Surging terms of trade to drive further investment

Index 120 100 80 60 40 Investment Terms of trade % of GDP 26 24 22 20 18 16 14 80 85 90 95 00 05 10 12

China's urbanization and industrialization far from over

GDP per capita US$, both scales 4000 3000 2000 1000 0 China Korea 80 85 90 95 00 05 Japan 50000 40000 30000 20000 10000 0

Terms of trade nearing historic heights

Boosted by Chinas resource-intensive growth, a massive upswing in commodity prices already is washing through the Aussie economy. The 1.2%q/q spike in 2Q GDP largely reflected higher incomereal gross domestic income raced up 4%, the largest rise since 1Q73. With prices of mineral resources surging, and import price growth subdued, the terms of trade has returned to historic highs. Moreover, the resulting boost to national income is having positive multiplier effects throughout the economy, boosting real GDP, generating jobs, and lifting domestic demand. The fact that commodity prices still are elevated despite the severity of the global recession suggests that demand-supply imbalances are at play. This means that, even with a moderation in economic growth in China (and the rest of world), iron ore and coal prices will be slow to fall as world supply catches up with demand. Prices probably will settle well above their long-term average levels, leaving the terms of trade to rise 19% this year, in our view.

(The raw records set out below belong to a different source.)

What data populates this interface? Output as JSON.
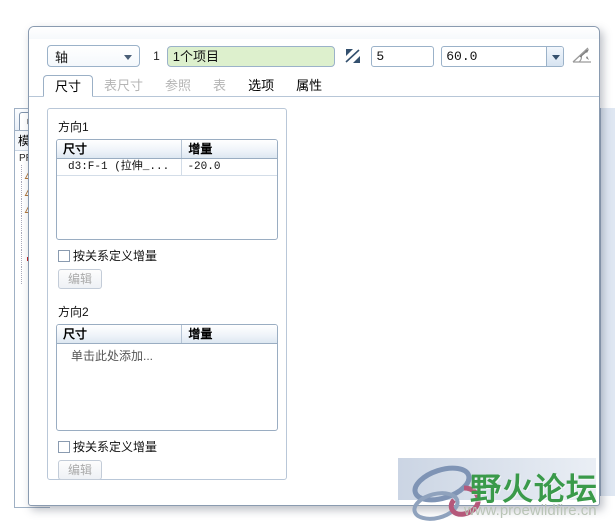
{
  "toolbar": {
    "pattern_type": "轴",
    "item_count_label": "1",
    "collector_value": "1个项目",
    "flip_icon": "direction-flip-icon",
    "members_value": "5",
    "angle_value": "60.0",
    "angle_dropdown_icon": "chevron-down-icon",
    "dimension_icon": "angular-dimension-icon"
  },
  "tabs": [
    {
      "label": "尺寸",
      "state": "active"
    },
    {
      "label": "表尺寸",
      "state": "disabled"
    },
    {
      "label": "参照",
      "state": "disabled"
    },
    {
      "label": "表",
      "state": "disabled"
    },
    {
      "label": "选项",
      "state": "enabled"
    },
    {
      "label": "属性",
      "state": "enabled"
    }
  ],
  "panel": {
    "direction1": {
      "title": "方向1",
      "columns": [
        "尺寸",
        "增量"
      ],
      "rows": [
        {
          "dimension": "d3:F-1 (拉伸_...",
          "increment": "-20.0"
        }
      ],
      "relation_checkbox_label": "按关系定义增量",
      "relation_checked": false,
      "edit_button": "编辑",
      "edit_enabled": false
    },
    "direction2": {
      "title": "方向2",
      "columns": [
        "尺寸",
        "增量"
      ],
      "placeholder": "单击此处添加...",
      "rows": [],
      "relation_checkbox_label": "按关系定义增量",
      "relation_checked": false,
      "edit_button": "编辑",
      "edit_enabled": false
    }
  },
  "model_tree": {
    "tab_icon": "model-tree-tab-icon",
    "title": "模型树",
    "root": "PRT",
    "items": [
      {
        "icon": "datum-plane-icon",
        "label": ""
      },
      {
        "icon": "datum-plane-icon",
        "label": ""
      },
      {
        "icon": "datum-plane-icon",
        "label": ""
      },
      {
        "icon": "datum-axis-icon",
        "label": ""
      },
      {
        "icon": "coordinate-system-icon",
        "label": ""
      },
      {
        "icon": "extrude-feature-icon",
        "label": ""
      },
      {
        "icon": "pattern-feature-icon",
        "label": ""
      }
    ]
  },
  "viewport": {
    "name": "graphics-area"
  },
  "watermark": {
    "title": "野火论坛",
    "url": "www.proewildfire.cn"
  },
  "colors": {
    "collector_green": "#ddf0cd",
    "viewport_top": "#c9d9ec",
    "viewport_bottom": "#a9c1de",
    "watermark_green": "#3a9a4a"
  }
}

ning and are being inhibited by capacity constraintsthe filling pipeline paves the way for a further gain in the investment share.

Chinas urbanization far from complete

Even if China slows, further sizeable increases in Chinese demand for commodities seem likely. With China still in an early stage of development, strong demand for Australian commodities should continue to underpin economic growth. The process of Chinas economic convergence with more developed countries is far from complete. According to the IMF, the consumption of commodities typically grows with income until real GDP per capita reaches US$15,000US$20,000, as countries go through a period of industrialization and infrastructure construction. In 2009, Chinas GDP per capita was just US$3,700, well below that of other recently industrialized economies. Also, the percentage of the population in urban areas was less than 50%; this means that Chinas consumption of commodities will rise for a long while yet as it feeds its resource-intensive expansion. If we make the simple assumption that Chinas GDP per capita continues to grow at the average rate of the past decade, Chinas level of income will not reach US$15,000 until 2020. Thus, the growth potential of China suggests that the expansion in resource demand has much further to run.

Higher prices, higher investment

These sharp price rises have generated huge profits in the mining sectorprofits spiked 63%q/q in 2Qand a huge rise in mining investment. Owing to a wave of new mining projects, business spending on investment soon will reach its highest share of GDP in half a century. The miners continue to upgrade capital spending plans to meet strong demand for resources from China, in particular. There currently are A$725 billion (nearly 60% of GDP) of projects sitting in the investment pipeline, most of which involve a large expansion of iron ore and coal industries. While not all will be completedmany are in the early stages of plan2